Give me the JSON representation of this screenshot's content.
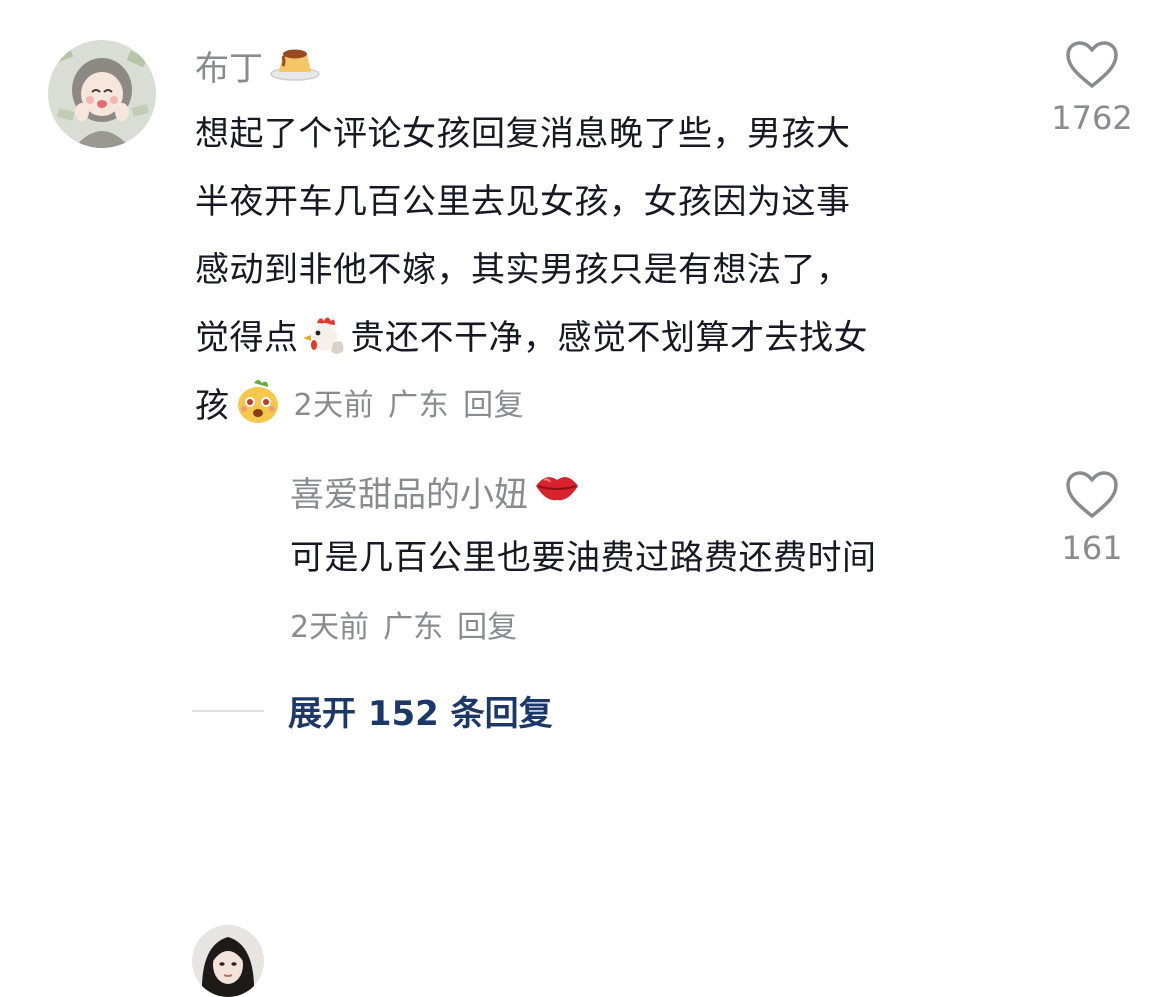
{
  "main_comment": {
    "username": "布丁",
    "username_emoji": "custard-pudding-emoji",
    "lines": [
      "想起了个评论女孩回复消息晚了些，男孩大",
      "半夜开车几百公里去见女孩，女孩因为这事",
      "感动到非他不嫁，其实男孩只是有想法了，"
    ],
    "line4_before": "觉得点",
    "line4_emoji": "rooster-emoji",
    "line4_after": "贵还不干净，感觉不划算才去找女",
    "line5_text": "孩",
    "line5_emoji": "cute-face-emoji",
    "time": "2天前",
    "location": "广东",
    "reply_label": "回复",
    "likes": "1762"
  },
  "reply_comment": {
    "username": "喜爱甜品的小妞",
    "username_emoji": "kiss-lips-emoji",
    "text": "可是几百公里也要油费过路费还费时间",
    "time": "2天前",
    "location": "广东",
    "reply_label": "回复",
    "likes": "161"
  },
  "expand_replies": {
    "label": "展开 152 条回复"
  },
  "colors": {
    "text": "#161823",
    "secondary": "#8a8b91",
    "expand_link": "#1c3868",
    "background": "#ffffff"
  }
}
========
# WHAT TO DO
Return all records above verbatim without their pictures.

# EXERCISE ANSWER
Give me the JSON representation of this screenshot's content.
{
  "main_comment": {
    "username": "布丁",
    "username_emoji": "custard-pudding-emoji",
    "lines": [
      "想起了个评论女孩回复消息晚了些，男孩大",
      "半夜开车几百公里去见女孩，女孩因为这事",
      "感动到非他不嫁，其实男孩只是有想法了，"
    ],
    "line4_before": "觉得点",
    "line4_emoji": "rooster-emoji",
    "line4_after": "贵还不干净，感觉不划算才去找女",
    "line5_text": "孩",
    "line5_emoji": "cute-face-emoji",
    "time": "2天前",
    "location": "广东",
    "reply_label": "回复",
    "likes": "1762"
  },
  "reply_comment": {
    "username": "喜爱甜品的小妞",
    "username_emoji": "kiss-lips-emoji",
    "text": "可是几百公里也要油费过路费还费时间",
    "time": "2天前",
    "location": "广东",
    "reply_label": "回复",
    "likes": "161"
  },
  "expand_replies": {
    "label": "展开 152 条回复"
  },
  "colors": {
    "text": "#161823",
    "secondary": "#8a8b91",
    "expand_link": "#1c3868",
    "background": "#ffffff"
  }
}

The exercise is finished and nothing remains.